Of course there are limits to designer's due diligence. Doing layout for a 200-page book shouldn't require a designer to fact-check every claim and corroborate every citation: that's the job of an editor. But in the case of infographics, there's no good reason to not double-check what you're posting, or at least do some basic research on the topic (which you should be doing in order to competently design the graphic in the first place, right?).
The prominence of design bidding cattle calls like 99designs aren't helping things either. They're pushing the field away from genuine designer investment in the product. Many designers like to refer to themselves as "hired guns," conjuring romantic visions of vigilante justice in the Old West, but lest we forget: "hired guns" are mercenaries who kill people simply for money, without asking any uncomfortable questions of their clients. Is that really the ethic we as design professionals should be adopting?
So I call on designers to do the following four things:
- Stop designing SEO infographics. Just stop. From the listings I've seen, they're not paying you enough anyway. Take a pass on "bestinsurancequotes.biz wants a great ObamaCare infographic!" and design something a smidge more worthwhile.
- Fact check the numbers, even if they're not yours. Especially if they're not yours. Take a half hour and get to know the data. Are the numbers discredited? Outdated? Are there competing numbers that paint an entirely different story? Are there additional numbers that your client is intentionally omitting? If you don't think you can dedicate the time to figure that out given their budget, either eat the billable hours or pass on the gig.
- Pick visualizations that fit the data. The word "info" comes before "graphic," and for good reason. Should this data be presented as a pie chart, which is notoriously ill-suited for comparing small differences? A line graph, which can misleadingly suggest smooth transitions between data points? One of those fancypants radar charts, which take users forever to figure out? Make sure neither you nor your client uses visuals to exaggerate small differences or minimize large ones.

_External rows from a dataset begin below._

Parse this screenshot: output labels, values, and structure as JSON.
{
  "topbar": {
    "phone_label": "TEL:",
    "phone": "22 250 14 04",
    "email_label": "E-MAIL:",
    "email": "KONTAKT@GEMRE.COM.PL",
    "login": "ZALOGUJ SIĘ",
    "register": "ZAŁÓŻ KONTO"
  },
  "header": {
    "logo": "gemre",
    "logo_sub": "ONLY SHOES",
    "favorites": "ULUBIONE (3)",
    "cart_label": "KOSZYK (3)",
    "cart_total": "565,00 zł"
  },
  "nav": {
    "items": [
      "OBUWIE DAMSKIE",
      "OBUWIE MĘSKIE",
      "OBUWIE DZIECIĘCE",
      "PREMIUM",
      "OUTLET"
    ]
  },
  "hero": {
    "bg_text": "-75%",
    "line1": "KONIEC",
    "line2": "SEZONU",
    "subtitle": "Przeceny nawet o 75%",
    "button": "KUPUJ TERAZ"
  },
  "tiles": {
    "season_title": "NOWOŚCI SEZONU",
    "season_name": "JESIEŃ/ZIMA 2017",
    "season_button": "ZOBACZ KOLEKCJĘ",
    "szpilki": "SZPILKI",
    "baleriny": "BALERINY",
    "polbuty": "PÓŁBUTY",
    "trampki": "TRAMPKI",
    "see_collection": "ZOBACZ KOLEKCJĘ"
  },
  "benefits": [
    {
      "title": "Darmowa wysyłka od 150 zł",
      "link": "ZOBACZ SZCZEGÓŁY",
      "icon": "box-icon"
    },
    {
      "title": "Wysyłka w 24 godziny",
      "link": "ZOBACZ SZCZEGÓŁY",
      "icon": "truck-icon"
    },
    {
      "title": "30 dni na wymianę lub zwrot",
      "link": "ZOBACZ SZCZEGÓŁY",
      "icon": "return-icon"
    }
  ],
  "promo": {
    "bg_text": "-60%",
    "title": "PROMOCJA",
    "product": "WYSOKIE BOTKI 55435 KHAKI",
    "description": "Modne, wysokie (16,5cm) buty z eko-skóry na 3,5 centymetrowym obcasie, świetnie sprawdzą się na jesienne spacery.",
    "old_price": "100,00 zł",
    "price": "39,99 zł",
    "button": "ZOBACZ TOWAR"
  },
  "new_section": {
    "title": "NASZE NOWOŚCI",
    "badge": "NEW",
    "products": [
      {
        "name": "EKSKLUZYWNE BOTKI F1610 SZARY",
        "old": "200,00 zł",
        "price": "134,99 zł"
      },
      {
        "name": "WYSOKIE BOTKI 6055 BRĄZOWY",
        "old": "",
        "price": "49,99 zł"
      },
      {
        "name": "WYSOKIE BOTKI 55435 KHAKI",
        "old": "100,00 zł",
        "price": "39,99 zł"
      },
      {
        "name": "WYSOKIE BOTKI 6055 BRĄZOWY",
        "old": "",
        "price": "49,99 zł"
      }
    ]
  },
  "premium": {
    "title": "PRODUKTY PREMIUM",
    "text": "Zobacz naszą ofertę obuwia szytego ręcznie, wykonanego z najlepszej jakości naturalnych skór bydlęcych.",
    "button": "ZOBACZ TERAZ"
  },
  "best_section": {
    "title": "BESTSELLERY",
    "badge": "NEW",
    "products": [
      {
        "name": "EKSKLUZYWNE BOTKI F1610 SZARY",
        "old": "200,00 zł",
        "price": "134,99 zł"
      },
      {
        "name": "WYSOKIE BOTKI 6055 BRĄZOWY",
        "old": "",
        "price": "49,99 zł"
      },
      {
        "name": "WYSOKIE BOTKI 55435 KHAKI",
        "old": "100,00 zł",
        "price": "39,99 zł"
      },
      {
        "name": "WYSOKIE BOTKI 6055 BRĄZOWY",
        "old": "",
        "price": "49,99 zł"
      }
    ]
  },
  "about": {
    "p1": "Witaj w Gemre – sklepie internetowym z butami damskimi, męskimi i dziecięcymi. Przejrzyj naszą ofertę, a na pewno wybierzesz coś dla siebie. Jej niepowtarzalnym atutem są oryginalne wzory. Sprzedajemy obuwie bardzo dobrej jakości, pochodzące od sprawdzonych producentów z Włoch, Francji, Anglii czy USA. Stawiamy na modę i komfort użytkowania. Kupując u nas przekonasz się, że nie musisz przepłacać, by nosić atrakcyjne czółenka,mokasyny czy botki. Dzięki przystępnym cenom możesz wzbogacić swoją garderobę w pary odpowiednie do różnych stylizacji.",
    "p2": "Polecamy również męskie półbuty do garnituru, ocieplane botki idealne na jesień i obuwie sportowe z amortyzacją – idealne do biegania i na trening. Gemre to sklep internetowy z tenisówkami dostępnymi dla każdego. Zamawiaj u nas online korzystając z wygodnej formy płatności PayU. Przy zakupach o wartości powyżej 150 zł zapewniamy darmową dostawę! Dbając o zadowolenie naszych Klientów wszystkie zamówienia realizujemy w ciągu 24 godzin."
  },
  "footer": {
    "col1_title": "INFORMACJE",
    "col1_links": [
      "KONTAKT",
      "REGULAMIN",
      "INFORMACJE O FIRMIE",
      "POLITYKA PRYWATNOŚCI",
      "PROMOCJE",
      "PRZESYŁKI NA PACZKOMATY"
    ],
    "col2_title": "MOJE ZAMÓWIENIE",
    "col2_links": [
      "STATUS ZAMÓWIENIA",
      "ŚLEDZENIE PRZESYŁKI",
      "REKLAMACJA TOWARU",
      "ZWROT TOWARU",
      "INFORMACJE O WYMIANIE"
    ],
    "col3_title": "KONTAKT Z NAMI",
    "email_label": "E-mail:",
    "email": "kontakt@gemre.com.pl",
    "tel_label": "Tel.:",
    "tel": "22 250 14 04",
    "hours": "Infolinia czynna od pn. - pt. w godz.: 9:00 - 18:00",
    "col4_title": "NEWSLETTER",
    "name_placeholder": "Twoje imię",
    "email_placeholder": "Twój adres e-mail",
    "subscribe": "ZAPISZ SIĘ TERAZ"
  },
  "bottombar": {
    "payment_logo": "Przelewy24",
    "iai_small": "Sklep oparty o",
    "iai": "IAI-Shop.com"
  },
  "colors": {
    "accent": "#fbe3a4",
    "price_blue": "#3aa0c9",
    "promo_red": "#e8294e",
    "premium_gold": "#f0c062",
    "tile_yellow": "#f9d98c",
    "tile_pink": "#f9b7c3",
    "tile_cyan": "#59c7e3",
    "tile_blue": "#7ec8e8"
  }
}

- Make the numbers fact-checkable by others. Your sources shouldn't be an undifferentiated list at the bottom of the graphic (some designers don't even deign to put them on separate lines, resulting in a garish undecipherable block), they should be proper footnotes that link the datapoint and its exact source (not just the source site's homepage). Ideally, you should insist that your client put each source as a clickable link on their infographic's landing page or blogpost, and provide a link to that page in the graphic. Take up a few hundred more pixels and do the job right.
- Hold yourself and fellow designers acountable. Many of the worst-offending infographic designs aren't actually credited (I wonder why), but when we do see a name or firm attached to them, we shouldn't be afraid to call them out on it. It may seem like an insignificant gesture, especially once the infographic is out in the wild and being shared by the masses, but pressure will hopefully make designers take a bit more care in the future. We have to make sure that fidelity to facts is at the center of infographic design process, not an afterthought, and changing that norm starts with each of us.